=== PROBLEM REQUIREMENTS ===
Retype the whole listing that follows so that it matches the original exactly.

=== DATASET ENTRIES ===

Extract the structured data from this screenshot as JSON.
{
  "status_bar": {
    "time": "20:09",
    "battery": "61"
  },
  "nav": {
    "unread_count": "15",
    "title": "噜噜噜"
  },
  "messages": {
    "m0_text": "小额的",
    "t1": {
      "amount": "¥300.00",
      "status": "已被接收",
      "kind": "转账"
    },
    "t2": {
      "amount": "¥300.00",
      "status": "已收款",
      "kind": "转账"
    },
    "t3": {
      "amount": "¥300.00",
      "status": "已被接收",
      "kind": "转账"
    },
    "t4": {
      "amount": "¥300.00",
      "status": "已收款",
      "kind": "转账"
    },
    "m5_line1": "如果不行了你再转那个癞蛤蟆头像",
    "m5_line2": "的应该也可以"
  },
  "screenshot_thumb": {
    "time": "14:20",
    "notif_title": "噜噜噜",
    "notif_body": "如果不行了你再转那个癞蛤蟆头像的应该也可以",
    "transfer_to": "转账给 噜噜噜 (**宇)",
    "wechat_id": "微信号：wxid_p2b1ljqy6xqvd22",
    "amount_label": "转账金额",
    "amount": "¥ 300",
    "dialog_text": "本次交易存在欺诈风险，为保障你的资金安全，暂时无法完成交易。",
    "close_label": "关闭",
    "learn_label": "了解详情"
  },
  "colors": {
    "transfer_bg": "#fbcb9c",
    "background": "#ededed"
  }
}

=== ANSWER BOX ===
Extract the structured data from this screenshot as JSON.
{
  "status_bar": {
    "time": "20:09",
    "battery": "61"
  },
  "nav": {
    "unread_count": "15",
    "title": "噜噜噜"
  },
  "messages": {
    "m0_text": "小额的",
    "t1": {
      "amount": "¥300.00",
      "status": "已被接收",
      "kind": "转账"
    },
    "t2": {
      "amount": "¥300.00",
      "status": "已收款",
      "kind": "转账"
    },
    "t3": {
      "amount": "¥300.00",
      "status": "已被接收",
      "kind": "转账"
    },
    "t4": {
      "amount": "¥300.00",
      "status": "已收款",
      "kind": "转账"
    },
    "m5_line1": "如果不行了你再转那个癞蛤蟆头像",
    "m5_line2": "的应该也可以"
  },
  "screenshot_thumb": {
    "time": "14:20",
    "notif_title": "噜噜噜",
    "notif_body": "如果不行了你再转那个癞蛤蟆头像的应该也可以",
    "transfer_to": "转账给 噜噜噜 (**宇)",
    "wechat_id": "微信号：wxid_p2b1ljqy6xqvd22",
    "amount_label": "转账金额",
    "amount": "¥ 300",
    "dialog_text": "本次交易存在欺诈风险，为保障你的资金安全，暂时无法完成交易。",
    "close_label": "关闭",
    "learn_label": "了解详情"
  },
  "colors": {
    "transfer_bg": "#fbcb9c",
    "background": "#ededed"
  }
}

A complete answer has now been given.